Reading Proclus and the Book of Causes Volume 1

Western Scholarly Networks and Debates

Series:

Edited by Dragos Calma

Reading Proclus and the Book of Causes, published in three volumes, is a fresh, comprehensive understanding of Proclus’ legacy in the Hellenic, Byzantine, Islamic, Latin and Hebrew traditions. The history of the Book of Causes, an Islamic adaptation of mainly Proclus’ Elements of Theology and Plotinus' Enneads, is reconsidered on the basis of newly discovered manuscripts. This first volume enriches our understanding of the diverse reception of Proclus’ Elements of Theology and of the Book of Causes in the Western tradition where universities and religious schools offered unparalleled conditions of diffusion. The volume sheds light on overlooked authors, texts, literary genres and libraries from all major European universities from the 12th to the 16th centuries.

Series:

Edited by Caroline Petit

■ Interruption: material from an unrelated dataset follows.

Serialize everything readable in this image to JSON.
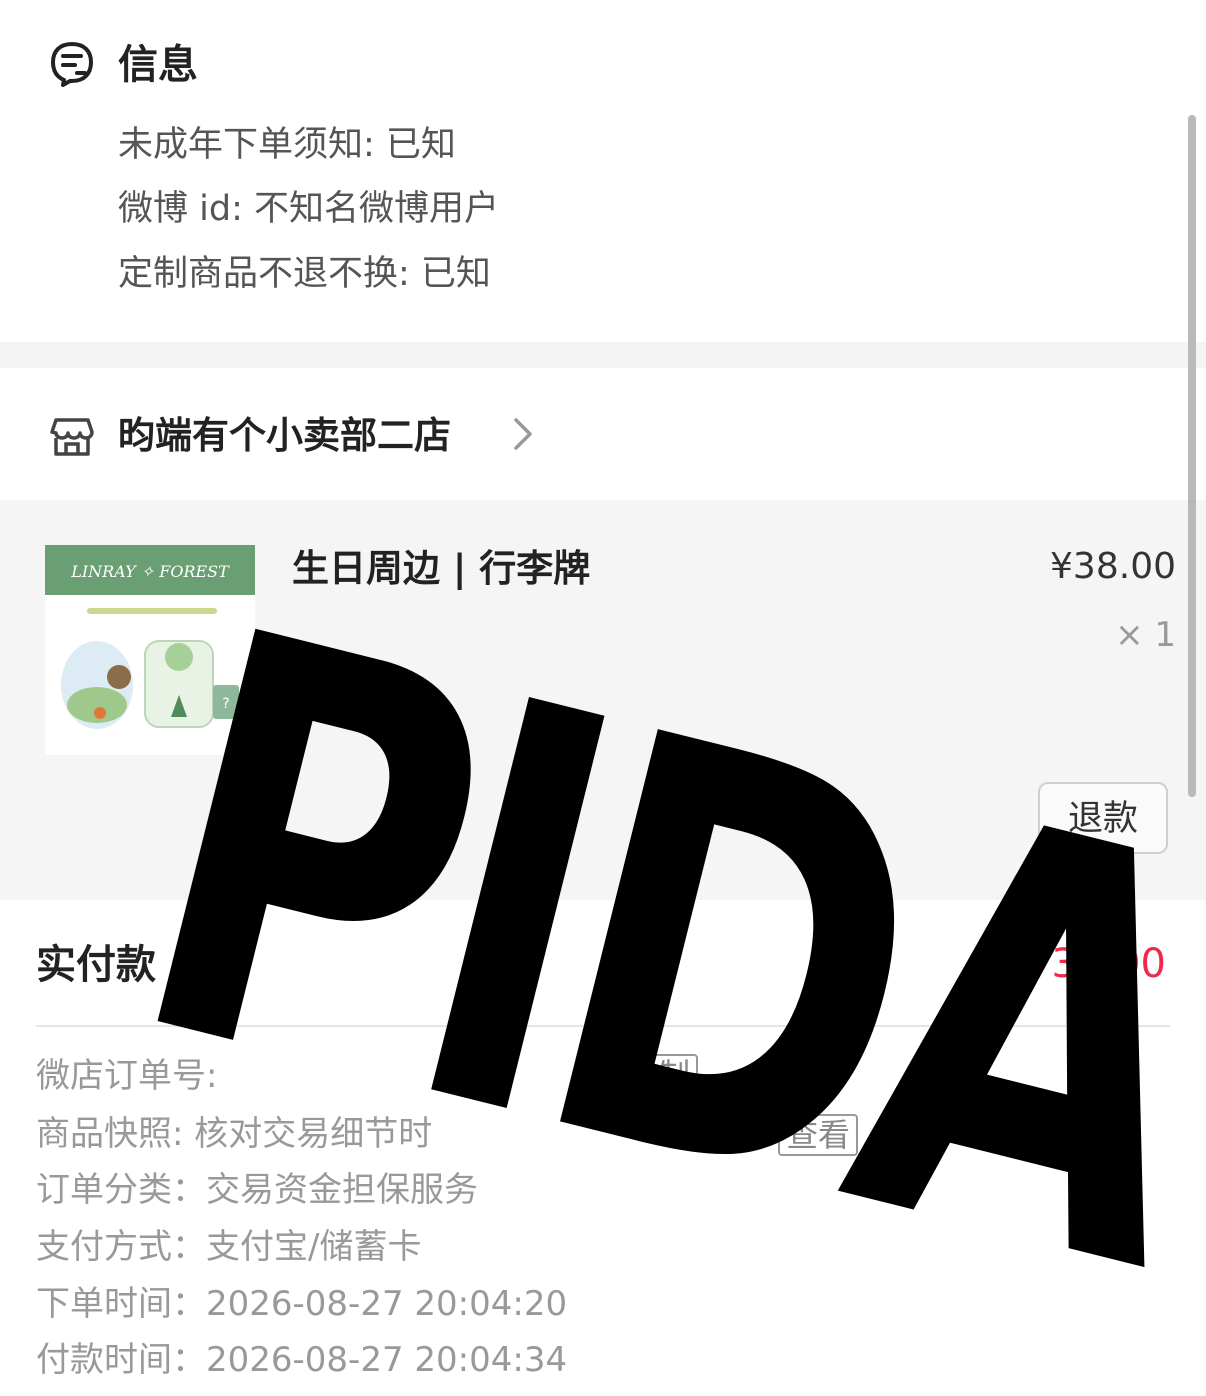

This collective volume arises from a Wellcome-funded conference held at the University of Warwick in 2014 about the “new” Galen discovered in 2005 in a Greek manuscript, De indolentia. In the wake of the latest English translation published by Vivian Nutton in 2013, this book offers a multi-disciplinary approach to the new text, discussing in turn issues around Galen’s literary production, his medical and philosophical contribution to the theme of avoiding distress (ἀλυπία), controversial topics in Roman history such as the Antonine plague and the reign of Commodus, and finally the reception of the text in the Islamic world. Gathering eleven contributions by recognised specialists of Galen, Greek literature and Roman history, it revisits the new text extensively.